- Unit tests should not be written to pass - They should be written to fail. You can make any set of tests pass in minutes but you’re only cheating yourself.
- Tests should only test one thing - You should be testing a single method with a single function. If not you may be violating the Single Responsibility Principle
- Readability in your tests- make sure they’re commented and easy to understand, just like any other code.
- Good Naming conventions - Again tests should be just like any other code - easy for humans to understand.
- Asserts are separated from actions - Your assert should be looking for a result, and not performing logical operations
- Use concrete inputs- Don’t use any dynamic data for inputs, things like date() can introduce variance.
- Group locations of tests - from a logical standpoint this makes things easier to find when there aren’t errors pointing towards the problem.
- Good tests are isolated from everything - You should have no reliance on other tests, environment settings, etc. This creates multiple points of failure.
- Do not include private methods - They are implementation and should not be included in Unit Tests
- Don’t connect to databases or data sources - This is unreliable because you cannot be certain the data served will always be the same, and can create points of failure.
- No more than one mock per test - Again we’re trying to eliminate points of failure and inconsistenties.
- Unit tests are not integration tests - You want to test results, not implmentation with Unit Tests.
- Tests must be deterministic - You need a solid predictable result, so if it only passes sometimes, it’s not done.
- Keep your tests idempotent - you should be able to run it multiple times without changing any outcomes, and it should not change any data or increment anything.
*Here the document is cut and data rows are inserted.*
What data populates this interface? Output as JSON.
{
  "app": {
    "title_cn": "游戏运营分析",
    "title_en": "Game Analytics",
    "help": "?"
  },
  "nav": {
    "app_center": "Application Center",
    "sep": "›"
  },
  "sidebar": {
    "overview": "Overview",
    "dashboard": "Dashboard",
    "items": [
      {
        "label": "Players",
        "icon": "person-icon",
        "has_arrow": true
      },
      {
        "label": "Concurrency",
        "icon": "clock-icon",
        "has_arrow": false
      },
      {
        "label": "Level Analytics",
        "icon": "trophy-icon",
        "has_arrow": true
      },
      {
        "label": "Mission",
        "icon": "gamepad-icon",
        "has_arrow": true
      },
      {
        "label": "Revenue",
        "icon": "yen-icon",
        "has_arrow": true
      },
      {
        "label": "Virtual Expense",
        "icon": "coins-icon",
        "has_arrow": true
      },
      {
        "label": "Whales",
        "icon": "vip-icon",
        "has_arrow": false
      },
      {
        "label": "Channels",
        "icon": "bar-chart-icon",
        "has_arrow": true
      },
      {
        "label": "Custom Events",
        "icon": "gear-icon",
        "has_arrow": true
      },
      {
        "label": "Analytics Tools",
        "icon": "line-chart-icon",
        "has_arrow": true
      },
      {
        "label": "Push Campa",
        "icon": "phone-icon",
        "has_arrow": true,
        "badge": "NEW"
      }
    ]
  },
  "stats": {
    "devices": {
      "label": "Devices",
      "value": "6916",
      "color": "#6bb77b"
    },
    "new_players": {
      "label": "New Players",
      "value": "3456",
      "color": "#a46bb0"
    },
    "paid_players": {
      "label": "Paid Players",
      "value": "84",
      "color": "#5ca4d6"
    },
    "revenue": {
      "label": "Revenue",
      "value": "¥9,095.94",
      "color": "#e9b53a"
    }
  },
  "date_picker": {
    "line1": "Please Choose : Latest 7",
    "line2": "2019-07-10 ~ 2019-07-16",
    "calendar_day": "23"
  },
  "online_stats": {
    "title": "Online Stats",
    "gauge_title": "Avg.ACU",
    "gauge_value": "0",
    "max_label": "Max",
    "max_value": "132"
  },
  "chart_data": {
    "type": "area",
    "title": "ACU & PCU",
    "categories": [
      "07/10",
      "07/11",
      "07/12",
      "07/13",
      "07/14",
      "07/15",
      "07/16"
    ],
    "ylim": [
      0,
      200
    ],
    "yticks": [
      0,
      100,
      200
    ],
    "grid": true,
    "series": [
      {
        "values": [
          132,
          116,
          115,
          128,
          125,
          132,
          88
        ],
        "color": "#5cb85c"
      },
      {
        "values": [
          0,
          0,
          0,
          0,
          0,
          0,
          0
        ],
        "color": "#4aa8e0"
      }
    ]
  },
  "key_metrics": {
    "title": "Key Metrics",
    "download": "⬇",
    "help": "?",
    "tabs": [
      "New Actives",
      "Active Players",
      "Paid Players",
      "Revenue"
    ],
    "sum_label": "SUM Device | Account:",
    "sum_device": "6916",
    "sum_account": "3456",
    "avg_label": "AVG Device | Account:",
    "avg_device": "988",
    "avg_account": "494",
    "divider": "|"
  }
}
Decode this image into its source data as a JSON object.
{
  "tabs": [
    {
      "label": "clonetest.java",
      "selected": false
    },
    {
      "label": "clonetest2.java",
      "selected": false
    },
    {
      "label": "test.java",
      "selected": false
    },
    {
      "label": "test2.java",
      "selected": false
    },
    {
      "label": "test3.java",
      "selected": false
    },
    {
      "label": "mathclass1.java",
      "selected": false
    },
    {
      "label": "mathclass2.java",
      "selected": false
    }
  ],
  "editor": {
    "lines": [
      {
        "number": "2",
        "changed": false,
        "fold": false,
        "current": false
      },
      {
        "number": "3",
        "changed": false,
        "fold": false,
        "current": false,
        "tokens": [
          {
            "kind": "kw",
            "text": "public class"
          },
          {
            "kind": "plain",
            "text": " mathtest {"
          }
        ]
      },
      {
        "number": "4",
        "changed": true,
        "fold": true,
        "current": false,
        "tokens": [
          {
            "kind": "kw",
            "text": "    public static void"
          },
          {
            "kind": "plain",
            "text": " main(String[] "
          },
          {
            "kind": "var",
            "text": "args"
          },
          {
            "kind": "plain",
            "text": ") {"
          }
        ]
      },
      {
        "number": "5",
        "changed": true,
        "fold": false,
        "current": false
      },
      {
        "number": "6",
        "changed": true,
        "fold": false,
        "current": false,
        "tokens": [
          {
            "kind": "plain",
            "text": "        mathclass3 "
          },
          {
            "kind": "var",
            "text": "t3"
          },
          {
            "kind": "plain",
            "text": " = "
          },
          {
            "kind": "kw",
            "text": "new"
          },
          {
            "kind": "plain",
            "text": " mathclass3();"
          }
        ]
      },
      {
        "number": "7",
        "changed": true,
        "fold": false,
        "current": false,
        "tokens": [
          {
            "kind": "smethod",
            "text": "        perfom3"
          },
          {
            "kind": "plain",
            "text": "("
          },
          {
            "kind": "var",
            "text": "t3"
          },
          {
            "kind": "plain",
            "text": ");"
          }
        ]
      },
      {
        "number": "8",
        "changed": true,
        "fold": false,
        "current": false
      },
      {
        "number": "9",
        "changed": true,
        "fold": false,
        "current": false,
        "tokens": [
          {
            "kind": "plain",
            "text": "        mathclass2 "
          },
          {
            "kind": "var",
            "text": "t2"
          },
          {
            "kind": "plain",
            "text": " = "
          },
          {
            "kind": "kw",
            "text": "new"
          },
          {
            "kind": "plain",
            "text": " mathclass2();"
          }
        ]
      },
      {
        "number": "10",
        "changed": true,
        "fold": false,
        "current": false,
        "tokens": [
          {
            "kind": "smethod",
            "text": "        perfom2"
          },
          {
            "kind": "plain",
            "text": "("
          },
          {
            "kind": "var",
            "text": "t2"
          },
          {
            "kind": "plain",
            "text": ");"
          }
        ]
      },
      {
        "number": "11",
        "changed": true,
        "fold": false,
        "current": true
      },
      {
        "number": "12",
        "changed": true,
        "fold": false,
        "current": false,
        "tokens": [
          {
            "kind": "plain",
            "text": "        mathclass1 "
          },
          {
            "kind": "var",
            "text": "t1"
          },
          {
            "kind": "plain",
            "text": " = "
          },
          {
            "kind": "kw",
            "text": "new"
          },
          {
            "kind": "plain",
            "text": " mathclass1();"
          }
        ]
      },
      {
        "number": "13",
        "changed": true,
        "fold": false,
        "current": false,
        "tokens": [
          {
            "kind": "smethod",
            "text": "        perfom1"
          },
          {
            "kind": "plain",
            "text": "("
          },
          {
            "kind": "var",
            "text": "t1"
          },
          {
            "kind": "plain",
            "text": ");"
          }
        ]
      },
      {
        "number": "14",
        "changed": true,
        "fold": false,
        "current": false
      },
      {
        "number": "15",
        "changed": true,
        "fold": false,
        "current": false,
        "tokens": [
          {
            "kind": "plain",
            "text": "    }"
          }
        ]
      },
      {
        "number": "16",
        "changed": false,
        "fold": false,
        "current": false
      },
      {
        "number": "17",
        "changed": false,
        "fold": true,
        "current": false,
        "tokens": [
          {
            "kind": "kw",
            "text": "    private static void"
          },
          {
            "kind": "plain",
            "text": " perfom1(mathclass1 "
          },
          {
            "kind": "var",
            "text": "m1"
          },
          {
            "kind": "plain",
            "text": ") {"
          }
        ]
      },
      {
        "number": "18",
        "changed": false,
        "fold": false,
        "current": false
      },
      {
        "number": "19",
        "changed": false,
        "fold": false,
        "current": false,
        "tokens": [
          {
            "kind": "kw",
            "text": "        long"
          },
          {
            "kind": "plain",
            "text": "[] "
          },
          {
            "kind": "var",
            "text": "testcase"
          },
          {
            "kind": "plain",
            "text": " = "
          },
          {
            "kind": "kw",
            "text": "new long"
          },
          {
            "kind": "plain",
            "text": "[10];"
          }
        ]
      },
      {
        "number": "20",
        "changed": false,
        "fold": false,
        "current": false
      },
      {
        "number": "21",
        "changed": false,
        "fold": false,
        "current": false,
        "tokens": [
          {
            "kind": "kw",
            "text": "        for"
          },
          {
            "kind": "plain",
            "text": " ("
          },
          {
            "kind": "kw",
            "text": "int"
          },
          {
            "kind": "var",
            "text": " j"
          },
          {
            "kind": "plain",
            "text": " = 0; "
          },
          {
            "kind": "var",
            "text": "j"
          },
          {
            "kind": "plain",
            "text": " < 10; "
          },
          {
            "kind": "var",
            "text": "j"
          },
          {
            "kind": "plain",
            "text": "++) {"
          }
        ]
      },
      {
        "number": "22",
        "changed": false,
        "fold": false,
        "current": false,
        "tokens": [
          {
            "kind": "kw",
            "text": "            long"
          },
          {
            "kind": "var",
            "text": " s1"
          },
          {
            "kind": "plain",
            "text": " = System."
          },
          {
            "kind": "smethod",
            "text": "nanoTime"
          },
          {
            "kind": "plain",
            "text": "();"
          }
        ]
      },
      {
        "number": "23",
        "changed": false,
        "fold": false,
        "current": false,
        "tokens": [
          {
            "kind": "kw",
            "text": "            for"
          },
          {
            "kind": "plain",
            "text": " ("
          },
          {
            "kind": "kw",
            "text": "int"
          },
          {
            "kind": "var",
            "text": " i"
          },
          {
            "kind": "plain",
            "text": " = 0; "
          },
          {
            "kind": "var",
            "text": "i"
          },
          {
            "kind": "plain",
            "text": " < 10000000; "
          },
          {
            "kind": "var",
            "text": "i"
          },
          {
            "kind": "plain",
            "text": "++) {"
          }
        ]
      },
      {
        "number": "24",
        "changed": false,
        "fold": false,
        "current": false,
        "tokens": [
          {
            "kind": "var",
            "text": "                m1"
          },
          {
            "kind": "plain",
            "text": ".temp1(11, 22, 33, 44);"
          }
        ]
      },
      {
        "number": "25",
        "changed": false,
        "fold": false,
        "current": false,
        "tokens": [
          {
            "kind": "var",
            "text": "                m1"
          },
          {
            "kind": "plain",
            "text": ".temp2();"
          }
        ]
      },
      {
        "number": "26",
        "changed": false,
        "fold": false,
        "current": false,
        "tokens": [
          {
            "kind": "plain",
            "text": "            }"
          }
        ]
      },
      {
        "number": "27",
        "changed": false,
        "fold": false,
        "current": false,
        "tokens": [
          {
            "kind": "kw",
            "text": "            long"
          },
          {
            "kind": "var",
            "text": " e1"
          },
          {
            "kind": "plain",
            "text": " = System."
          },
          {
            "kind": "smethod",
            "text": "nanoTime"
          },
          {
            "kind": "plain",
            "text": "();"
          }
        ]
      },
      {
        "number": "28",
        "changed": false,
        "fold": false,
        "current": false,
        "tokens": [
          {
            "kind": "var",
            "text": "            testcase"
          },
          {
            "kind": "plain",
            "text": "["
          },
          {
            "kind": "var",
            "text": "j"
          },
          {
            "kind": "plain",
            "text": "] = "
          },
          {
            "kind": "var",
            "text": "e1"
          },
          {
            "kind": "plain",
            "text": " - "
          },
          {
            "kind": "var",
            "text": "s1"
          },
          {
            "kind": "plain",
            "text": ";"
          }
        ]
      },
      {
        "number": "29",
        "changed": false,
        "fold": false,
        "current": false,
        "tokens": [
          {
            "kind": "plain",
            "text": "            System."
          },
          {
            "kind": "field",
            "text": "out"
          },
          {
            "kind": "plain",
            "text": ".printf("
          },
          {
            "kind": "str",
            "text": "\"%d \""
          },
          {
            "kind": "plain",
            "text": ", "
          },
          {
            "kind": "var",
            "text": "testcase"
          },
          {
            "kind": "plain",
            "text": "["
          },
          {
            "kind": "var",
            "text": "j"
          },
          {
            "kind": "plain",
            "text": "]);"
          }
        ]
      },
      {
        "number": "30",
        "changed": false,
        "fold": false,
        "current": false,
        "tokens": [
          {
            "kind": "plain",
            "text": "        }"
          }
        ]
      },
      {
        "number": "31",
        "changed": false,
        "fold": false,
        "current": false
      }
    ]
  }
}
One time or a million times should have the same effect.
- Classes only test one class at a time, methods only test one method at a time. - An organizational method to pinpoint problems when they arise and help you identify dependencies in testing.
- Include exceptions in your tests- You’re going to have exceptions so don’t ignore them, use them.
- Don’t test functionality of 3rd party libraries with your own tests - Most quality libraries should have their own tests. If not consider mocks to produce consistent results
- Always limit values - When working with values be mindful of your limits and set them (min max) for maximum consistency.
- Tests should not require configuration or custom setup - Anyone should be able to jump in and make your tests work. “Works on my machine” should never apply here.
I hope this helps some of you out there learning and working with Unit Tests.